BEGIN Records shown

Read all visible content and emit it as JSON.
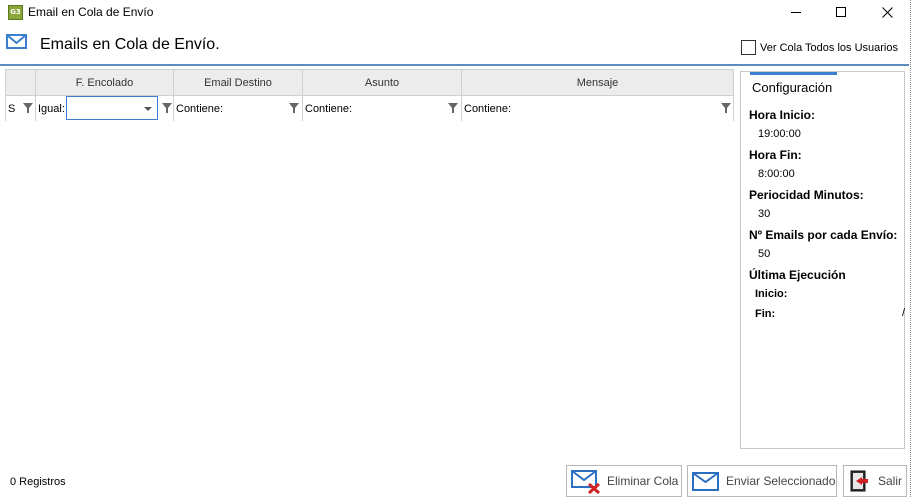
{
  "window": {
    "icon_text": "G3",
    "title": "Email en Cola de Envío"
  },
  "header": {
    "title": "Emails en Cola de Envío.",
    "checkbox_label": "Ver Cola Todos los Usuarios",
    "checkbox_checked": false
  },
  "grid": {
    "columns": [
      "F. Encolado",
      "Email Destino",
      "Asunto",
      "Mensaje"
    ],
    "filters": {
      "status": "S",
      "fecha": "Igual:",
      "fecha_value": "",
      "email": "Contiene:",
      "asunto": "Contiene:",
      "mensaje": "Contiene:"
    },
    "rows": []
  },
  "config": {
    "tab": "Configuración",
    "hora_inicio_label": "Hora Inicio:",
    "hora_inicio": "19:00:00",
    "hora_fin_label": "Hora Fin:",
    "hora_fin": "8:00:00",
    "periodicidad_label": "Periocidad Minutos:",
    "periodicidad": "30",
    "emails_label": "Nº Emails por cada Envío:",
    "emails": "50",
    "ultima_label": "Última Ejecución",
    "inicio_label": "Inicio:",
    "fin_label": "Fin:",
    "slash": "/"
  },
  "footer": {
    "count": "0 Registros",
    "eliminar": "Eliminar Cola",
    "enviar": "Enviar Seleccionado",
    "salir": "Salir"
  },
  "colors": {
    "accent": "#3c7fd0",
    "header_line": "#5b8db8",
    "grid_header_bg": "#ececec"
  }
}
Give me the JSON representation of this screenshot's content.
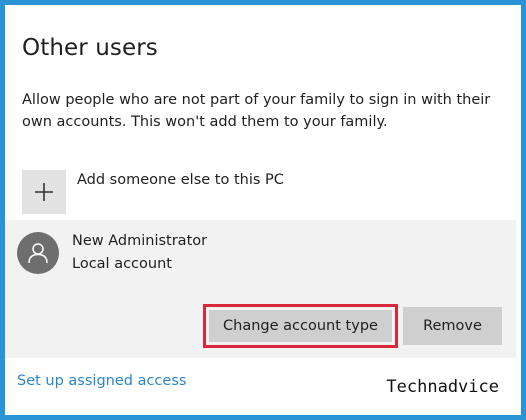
{
  "page": {
    "title": "Other users",
    "description": "Allow people who are not part of your family to sign in with their own accounts. This won't add them to your family."
  },
  "add_user": {
    "icon": "plus-icon",
    "label": "Add someone else to this PC"
  },
  "account": {
    "icon": "person-icon",
    "name": "New Administrator",
    "type": "Local account",
    "change_type_label": "Change account type",
    "remove_label": "Remove"
  },
  "assigned_access": {
    "label": "Set up assigned access"
  },
  "watermark": "Technadvice",
  "colors": {
    "frame_border": "#2a93d5",
    "highlight_box": "#d8283a",
    "link": "#2b86c5",
    "panel_bg": "#f2f2f2",
    "button_bg": "#cfcfcf"
  }
}
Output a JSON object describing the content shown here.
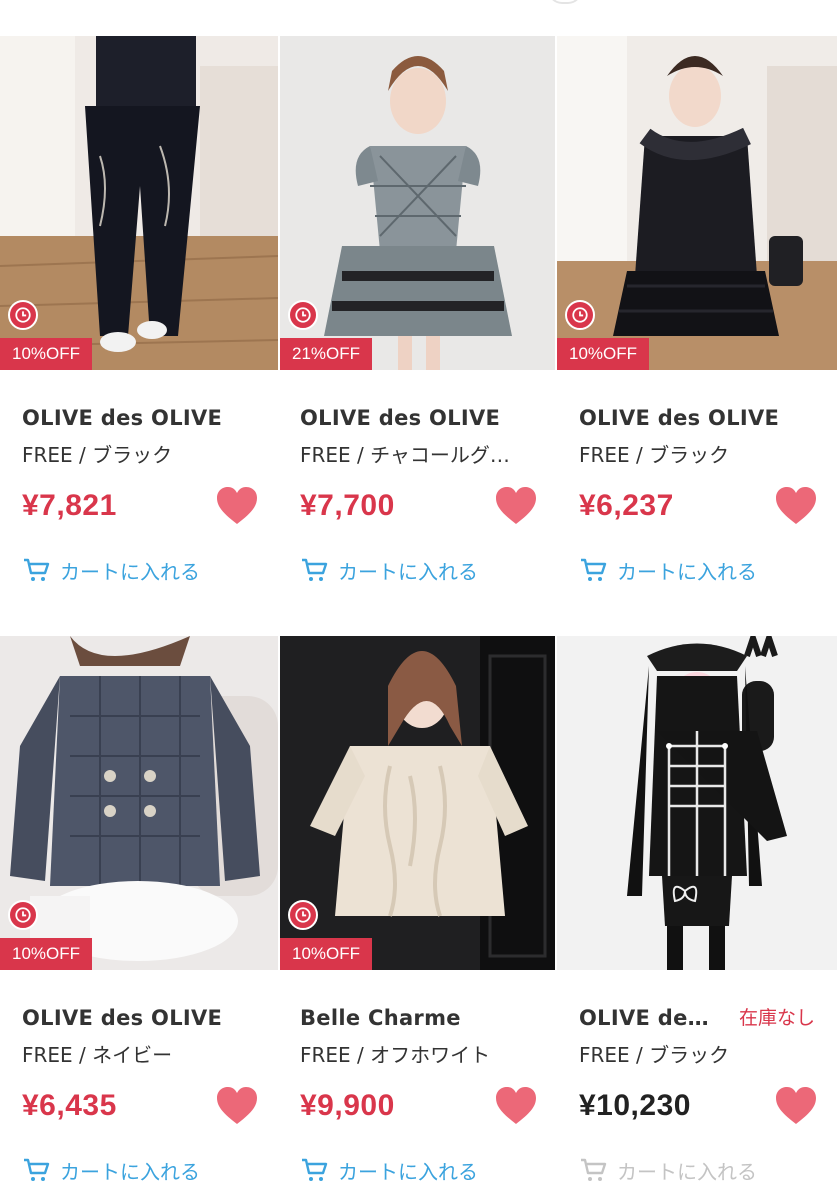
{
  "products": [
    {
      "brand": "OLIVE des OLIVE",
      "variant": "FREE / ブラック",
      "price": "¥7,821",
      "discount": "10%OFF",
      "stock": "",
      "on_sale": true,
      "cart_label": "カートに入れる",
      "image": "black wide-leg pants with embroidered script, lace-up top"
    },
    {
      "brand": "OLIVE des OLIVE",
      "variant": "FREE / チャコールグ…",
      "price": "¥7,700",
      "discount": "21%OFF",
      "stock": "",
      "on_sale": true,
      "cart_label": "カートに入れる",
      "image": "charcoal plaid puff-sleeve set with tiered lace skirt"
    },
    {
      "brand": "OLIVE des OLIVE",
      "variant": "FREE / ブラック",
      "price": "¥6,237",
      "discount": "10%OFF",
      "stock": "",
      "on_sale": true,
      "cart_label": "カートに入れる",
      "image": "black fur-collar cardigan with frill skirt"
    },
    {
      "brand": "OLIVE des OLIVE",
      "variant": "FREE / ネイビー",
      "price": "¥6,435",
      "discount": "10%OFF",
      "stock": "",
      "on_sale": true,
      "cart_label": "カートに入れる",
      "image": "navy gingham double-breasted jacket with white bloomers"
    },
    {
      "brand": "Belle Charme",
      "variant": "FREE / オフホワイト",
      "price": "¥9,900",
      "discount": "10%OFF",
      "stock": "",
      "on_sale": true,
      "cart_label": "カートに入れる",
      "image": "off-white cable knit oversized sweater"
    },
    {
      "brand": "OLIVE de…",
      "variant": "FREE / ブラック",
      "price": "¥10,230",
      "discount": "",
      "stock": "在庫なし",
      "on_sale": false,
      "cart_label": "カートに入れる",
      "image": "black military-style dress with white braid trim"
    }
  ],
  "colors": {
    "accent_red": "#d9364b",
    "heart_pink": "#ec6878",
    "cart_blue": "#3ba3de",
    "disabled_gray": "#c4c4c4"
  },
  "icons": {
    "timer": "clock-icon",
    "favorite": "heart-icon",
    "cart": "cart-icon"
  }
}
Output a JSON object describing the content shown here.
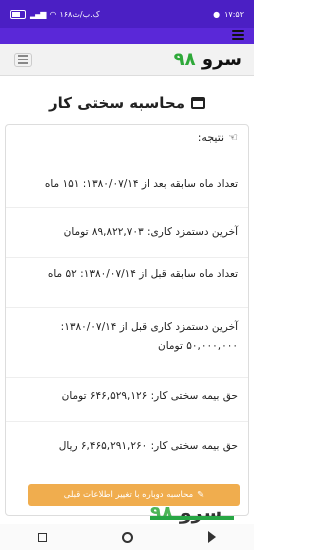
{
  "status_bar": {
    "time": "۱۷:۵۲",
    "speed": "۱۶۸ک.ب/ث"
  },
  "brand": {
    "name": "سرو",
    "number": "۹۸"
  },
  "page_title": "محاسبه سختی کار",
  "result_label": "نتیجه:",
  "results": [
    "تعداد ماه سابقه بعد از ۱۳۸۰/۰۷/۱۴: ۱۵۱ ماه",
    "آخرین دستمزد کاری: ۸۹,۸۲۲,۷۰۳ تومان",
    "تعداد ماه سابقه قبل از ۱۳۸۰/۰۷/۱۴: ۵۲ ماه",
    "آخرین دستمزد کاری قبل از ۱۳۸۰/۰۷/۱۴: ۵۰,۰۰۰,۰۰۰ تومان",
    "حق بیمه سختی کار: ۶۴۶,۵۲۹,۱۲۶ تومان",
    "حق بیمه سختی کار: ۶,۴۶۵,۲۹۱,۲۶۰ ریال"
  ],
  "recalc_button": "محاسبه دوباره با تغییر اطلاعات قبلی",
  "colors": {
    "status_bar": "#4b1fc4",
    "accent_green": "#2fa93a",
    "button_warning": "#f0ad4e"
  }
}
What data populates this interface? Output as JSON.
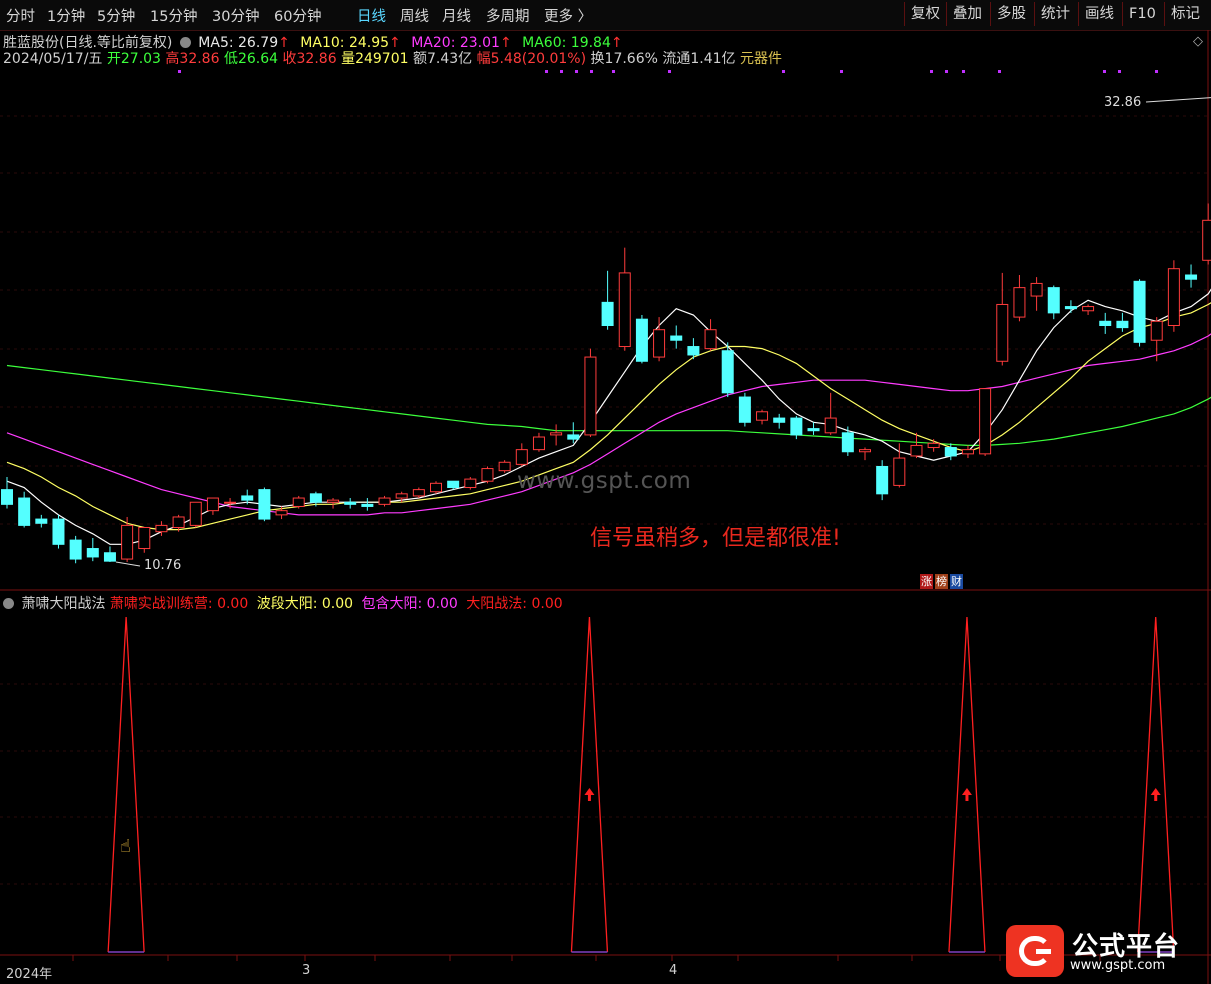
{
  "toolbar": {
    "periods": [
      "分时",
      "1分钟",
      "5分钟",
      "15分钟",
      "30分钟",
      "60分钟",
      "日线",
      "周线",
      "月线",
      "多周期",
      "更多 〉"
    ],
    "active_period": "日线",
    "right_buttons": [
      "复权",
      "叠加",
      "多股",
      "统计",
      "画线",
      "F10",
      "标记"
    ]
  },
  "header": {
    "stock": "胜蓝股份",
    "mode": "(日线.等比前复权)",
    "ma5_label": "MA5:",
    "ma5": "26.79",
    "ma10_label": "MA10:",
    "ma10": "24.95",
    "ma20_label": "MA20:",
    "ma20": "23.01",
    "ma60_label": "MA60:",
    "ma60": "19.84",
    "up_arrow": "↑"
  },
  "quote": {
    "date": "2024/05/17/五",
    "open_label": "开",
    "open": "27.03",
    "high_label": "高",
    "high": "32.86",
    "low_label": "低",
    "low": "26.64",
    "close_label": "收",
    "close": "32.86",
    "vol_label": "量",
    "vol": "249701",
    "amount_label": "额",
    "amount": "7.43亿",
    "range_label": "幅",
    "range": "5.48(20.01%)",
    "turnover_label": "换",
    "turnover": "17.66%",
    "float_label": "流通",
    "float": "1.41亿",
    "sector": "元器件"
  },
  "price_labels": {
    "high": "32.86",
    "low": "10.76"
  },
  "watermark": "www.gspt.com",
  "annotation": "信号虽稍多，但是都很准!",
  "badges": [
    "涨",
    "榜",
    "财"
  ],
  "indicator": {
    "name": "萧啸大阳战法",
    "l1_label": "萧啸实战训练营:",
    "l1": "0.00",
    "l2_label": "波段大阳:",
    "l2": "0.00",
    "l3_label": "包含大阳:",
    "l3": "0.00",
    "l4_label": "大阳战法:",
    "l4": "0.00",
    "signals": [
      {
        "center_bar": 7,
        "arrow": false
      },
      {
        "center_bar": 34,
        "arrow": true
      },
      {
        "center_bar": 56,
        "arrow": true
      },
      {
        "center_bar": 67,
        "arrow": true
      }
    ]
  },
  "axis": {
    "year": "2024年",
    "m3": "3",
    "m4": "4"
  },
  "logo": {
    "name": "公式平台",
    "url": "www.gspt.com"
  },
  "colors": {
    "up": "#ff3c3c",
    "down": "#54ffff",
    "ma5": "#ffffff",
    "ma10": "#ffff64",
    "ma20": "#ff3cff",
    "ma60": "#3cff3c",
    "signal": "#ff2020"
  },
  "chart_data": {
    "type": "candlestick",
    "ylim": [
      10,
      34
    ],
    "bars": [
      {
        "o": 14.2,
        "h": 14.8,
        "c": 13.5,
        "l": 13.3
      },
      {
        "o": 13.8,
        "h": 14.1,
        "c": 12.5,
        "l": 12.4
      },
      {
        "o": 12.8,
        "h": 13.0,
        "c": 12.6,
        "l": 12.4
      },
      {
        "o": 12.8,
        "h": 13.0,
        "c": 11.6,
        "l": 11.4
      },
      {
        "o": 11.8,
        "h": 12.0,
        "c": 10.9,
        "l": 10.7
      },
      {
        "o": 11.4,
        "h": 11.9,
        "c": 11.0,
        "l": 10.8
      },
      {
        "o": 11.2,
        "h": 11.5,
        "c": 10.8,
        "l": 10.76
      },
      {
        "o": 10.9,
        "h": 12.9,
        "c": 12.5,
        "l": 10.76
      },
      {
        "o": 11.4,
        "h": 12.0,
        "c": 12.4,
        "l": 11.2
      },
      {
        "o": 12.2,
        "h": 12.7,
        "c": 12.5,
        "l": 12.0
      },
      {
        "o": 12.4,
        "h": 13.0,
        "c": 12.9,
        "l": 12.2
      },
      {
        "o": 12.5,
        "h": 13.6,
        "c": 13.6,
        "l": 12.4
      },
      {
        "o": 13.2,
        "h": 13.8,
        "c": 13.8,
        "l": 13.0
      },
      {
        "o": 13.6,
        "h": 13.8,
        "c": 13.6,
        "l": 13.3
      },
      {
        "o": 13.9,
        "h": 14.2,
        "c": 13.7,
        "l": 13.5
      },
      {
        "o": 14.2,
        "h": 14.3,
        "c": 12.8,
        "l": 12.7
      },
      {
        "o": 13.0,
        "h": 13.4,
        "c": 13.2,
        "l": 12.8
      },
      {
        "o": 13.4,
        "h": 13.9,
        "c": 13.8,
        "l": 13.3
      },
      {
        "o": 14.0,
        "h": 14.1,
        "c": 13.6,
        "l": 13.4
      },
      {
        "o": 13.6,
        "h": 13.8,
        "c": 13.7,
        "l": 13.3
      },
      {
        "o": 13.6,
        "h": 13.8,
        "c": 13.5,
        "l": 13.3
      },
      {
        "o": 13.5,
        "h": 13.8,
        "c": 13.4,
        "l": 13.2
      },
      {
        "o": 13.5,
        "h": 13.9,
        "c": 13.8,
        "l": 13.4
      },
      {
        "o": 13.8,
        "h": 14.1,
        "c": 14.0,
        "l": 13.6
      },
      {
        "o": 13.9,
        "h": 14.3,
        "c": 14.2,
        "l": 13.8
      },
      {
        "o": 14.1,
        "h": 14.6,
        "c": 14.5,
        "l": 14.0
      },
      {
        "o": 14.6,
        "h": 14.6,
        "c": 14.3,
        "l": 14.2
      },
      {
        "o": 14.3,
        "h": 14.8,
        "c": 14.7,
        "l": 14.2
      },
      {
        "o": 14.6,
        "h": 15.3,
        "c": 15.2,
        "l": 14.5
      },
      {
        "o": 15.1,
        "h": 15.6,
        "c": 15.5,
        "l": 15.0
      },
      {
        "o": 15.4,
        "h": 16.4,
        "c": 16.1,
        "l": 15.3
      },
      {
        "o": 16.1,
        "h": 16.9,
        "c": 16.7,
        "l": 16.0
      },
      {
        "o": 16.8,
        "h": 17.3,
        "c": 16.9,
        "l": 16.3
      },
      {
        "o": 16.8,
        "h": 17.4,
        "c": 16.6,
        "l": 16.4
      },
      {
        "o": 16.8,
        "h": 20.9,
        "c": 20.5,
        "l": 16.7
      },
      {
        "o": 23.1,
        "h": 24.6,
        "c": 22.0,
        "l": 21.8
      },
      {
        "o": 21.0,
        "h": 25.7,
        "c": 24.5,
        "l": 20.8
      },
      {
        "o": 22.3,
        "h": 22.5,
        "c": 20.3,
        "l": 20.2
      },
      {
        "o": 20.5,
        "h": 22.4,
        "c": 21.8,
        "l": 20.3
      },
      {
        "o": 21.5,
        "h": 22.0,
        "c": 21.3,
        "l": 20.9
      },
      {
        "o": 21.0,
        "h": 21.4,
        "c": 20.6,
        "l": 20.4
      },
      {
        "o": 20.9,
        "h": 22.3,
        "c": 21.8,
        "l": 20.8
      },
      {
        "o": 20.8,
        "h": 21.2,
        "c": 18.8,
        "l": 18.6
      },
      {
        "o": 18.6,
        "h": 18.8,
        "c": 17.4,
        "l": 17.2
      },
      {
        "o": 17.5,
        "h": 18.0,
        "c": 17.9,
        "l": 17.3
      },
      {
        "o": 17.6,
        "h": 17.8,
        "c": 17.4,
        "l": 17.1
      },
      {
        "o": 17.6,
        "h": 17.7,
        "c": 16.8,
        "l": 16.6
      },
      {
        "o": 17.1,
        "h": 17.4,
        "c": 17.0,
        "l": 16.8
      },
      {
        "o": 16.9,
        "h": 18.8,
        "c": 17.6,
        "l": 16.8
      },
      {
        "o": 16.9,
        "h": 17.2,
        "c": 16.0,
        "l": 15.8
      },
      {
        "o": 16.0,
        "h": 16.2,
        "c": 16.1,
        "l": 15.6
      },
      {
        "o": 15.3,
        "h": 15.6,
        "c": 14.0,
        "l": 13.7
      },
      {
        "o": 14.4,
        "h": 16.4,
        "c": 15.7,
        "l": 14.3
      },
      {
        "o": 15.8,
        "h": 16.9,
        "c": 16.3,
        "l": 15.7
      },
      {
        "o": 16.2,
        "h": 16.6,
        "c": 16.4,
        "l": 16.0
      },
      {
        "o": 16.2,
        "h": 16.4,
        "c": 15.8,
        "l": 15.6
      },
      {
        "o": 15.9,
        "h": 16.3,
        "c": 16.1,
        "l": 15.7
      },
      {
        "o": 15.9,
        "h": 19.0,
        "c": 19.0,
        "l": 15.8
      },
      {
        "o": 20.3,
        "h": 24.5,
        "c": 23.0,
        "l": 20.1
      },
      {
        "o": 22.4,
        "h": 24.4,
        "c": 23.8,
        "l": 22.2
      },
      {
        "o": 23.4,
        "h": 24.3,
        "c": 24.0,
        "l": 22.7
      },
      {
        "o": 23.8,
        "h": 23.9,
        "c": 22.6,
        "l": 22.3
      },
      {
        "o": 22.9,
        "h": 23.2,
        "c": 22.8,
        "l": 22.6
      },
      {
        "o": 22.7,
        "h": 23.0,
        "c": 22.9,
        "l": 22.5
      },
      {
        "o": 22.2,
        "h": 22.6,
        "c": 22.0,
        "l": 21.6
      },
      {
        "o": 22.2,
        "h": 22.6,
        "c": 21.9,
        "l": 21.7
      },
      {
        "o": 24.1,
        "h": 24.2,
        "c": 21.2,
        "l": 21.0
      },
      {
        "o": 21.3,
        "h": 22.4,
        "c": 22.2,
        "l": 20.3
      },
      {
        "o": 22.0,
        "h": 25.1,
        "c": 24.7,
        "l": 21.7
      },
      {
        "o": 24.4,
        "h": 24.9,
        "c": 24.2,
        "l": 23.8
      },
      {
        "o": 25.1,
        "h": 27.8,
        "c": 27.0,
        "l": 24.9
      },
      {
        "o": 27.03,
        "h": 32.86,
        "c": 32.86,
        "l": 26.64
      }
    ],
    "ma5": [
      14.6,
      14.3,
      13.6,
      13.0,
      12.5,
      12.1,
      11.6,
      11.6,
      11.8,
      12.2,
      12.5,
      12.9,
      13.3,
      13.5,
      13.6,
      13.5,
      13.4,
      13.5,
      13.6,
      13.6,
      13.6,
      13.6,
      13.6,
      13.7,
      13.8,
      14.0,
      14.2,
      14.4,
      14.6,
      14.9,
      15.3,
      15.7,
      16.0,
      16.3,
      17.4,
      18.6,
      19.8,
      21.0,
      22.0,
      22.8,
      22.5,
      21.7,
      21.0,
      20.2,
      19.4,
      18.5,
      17.8,
      17.4,
      17.3,
      17.0,
      16.8,
      16.5,
      16.0,
      15.8,
      15.6,
      15.8,
      16.0,
      16.9,
      18.0,
      19.4,
      20.8,
      21.9,
      22.7,
      23.2,
      22.9,
      22.7,
      22.4,
      22.2,
      22.6,
      22.9,
      23.5,
      24.8,
      26.5
    ],
    "ma10": [
      15.5,
      15.2,
      14.8,
      14.3,
      13.9,
      13.4,
      13.0,
      12.6,
      12.4,
      12.3,
      12.3,
      12.4,
      12.6,
      12.8,
      13.0,
      13.2,
      13.3,
      13.4,
      13.5,
      13.5,
      13.6,
      13.6,
      13.6,
      13.6,
      13.7,
      13.8,
      13.9,
      14.0,
      14.2,
      14.4,
      14.6,
      14.9,
      15.2,
      15.5,
      16.1,
      16.8,
      17.6,
      18.4,
      19.2,
      19.9,
      20.5,
      20.8,
      21.0,
      21.0,
      20.9,
      20.6,
      20.2,
      19.6,
      19.0,
      18.5,
      18.0,
      17.5,
      17.1,
      16.8,
      16.5,
      16.2,
      16.0,
      16.3,
      16.8,
      17.4,
      18.1,
      18.8,
      19.5,
      20.3,
      20.9,
      21.5,
      21.9,
      22.1,
      22.4,
      22.6,
      23.0,
      23.5,
      24.2
    ],
    "ma20": [
      16.9,
      16.6,
      16.3,
      16.0,
      15.7,
      15.4,
      15.1,
      14.8,
      14.5,
      14.2,
      14.0,
      13.8,
      13.6,
      13.4,
      13.3,
      13.2,
      13.1,
      13.0,
      13.0,
      13.0,
      13.0,
      13.0,
      13.1,
      13.1,
      13.2,
      13.3,
      13.4,
      13.5,
      13.7,
      13.9,
      14.1,
      14.4,
      14.7,
      15.0,
      15.4,
      15.9,
      16.4,
      16.9,
      17.4,
      17.8,
      18.1,
      18.4,
      18.7,
      18.9,
      19.1,
      19.2,
      19.3,
      19.4,
      19.4,
      19.4,
      19.4,
      19.3,
      19.2,
      19.1,
      19.0,
      18.9,
      18.9,
      19.0,
      19.1,
      19.3,
      19.5,
      19.7,
      19.9,
      20.1,
      20.2,
      20.3,
      20.4,
      20.6,
      20.8,
      21.1,
      21.5,
      22.1,
      23.0
    ],
    "ma60": [
      20.1,
      20.0,
      19.9,
      19.8,
      19.7,
      19.6,
      19.5,
      19.4,
      19.3,
      19.2,
      19.1,
      19.0,
      18.9,
      18.8,
      18.7,
      18.6,
      18.5,
      18.4,
      18.3,
      18.2,
      18.1,
      18.0,
      17.9,
      17.8,
      17.7,
      17.6,
      17.5,
      17.4,
      17.3,
      17.25,
      17.2,
      17.1,
      17.0,
      17.0,
      17.0,
      17.0,
      17.0,
      17.0,
      17.0,
      17.0,
      17.0,
      17.0,
      17.0,
      16.95,
      16.9,
      16.85,
      16.8,
      16.75,
      16.7,
      16.65,
      16.6,
      16.55,
      16.5,
      16.45,
      16.4,
      16.35,
      16.3,
      16.3,
      16.35,
      16.4,
      16.5,
      16.6,
      16.75,
      16.9,
      17.05,
      17.2,
      17.4,
      17.6,
      17.8,
      18.1,
      18.5,
      19.0,
      19.84
    ]
  }
}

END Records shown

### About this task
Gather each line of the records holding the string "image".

### Output of the exercise
      "image": "black wide-leg pants with embroidered script, lace-up top"
      "image": "charcoal plaid puff-sleeve set with tiered lace skirt"
      "image": "black fur-collar cardigan with frill skirt"
      "image": "navy gingham double-breasted jacket with white bloomers"
      "image": "off-white cable knit oversized sweater"
      "image": "black military-style dress with white braid trim"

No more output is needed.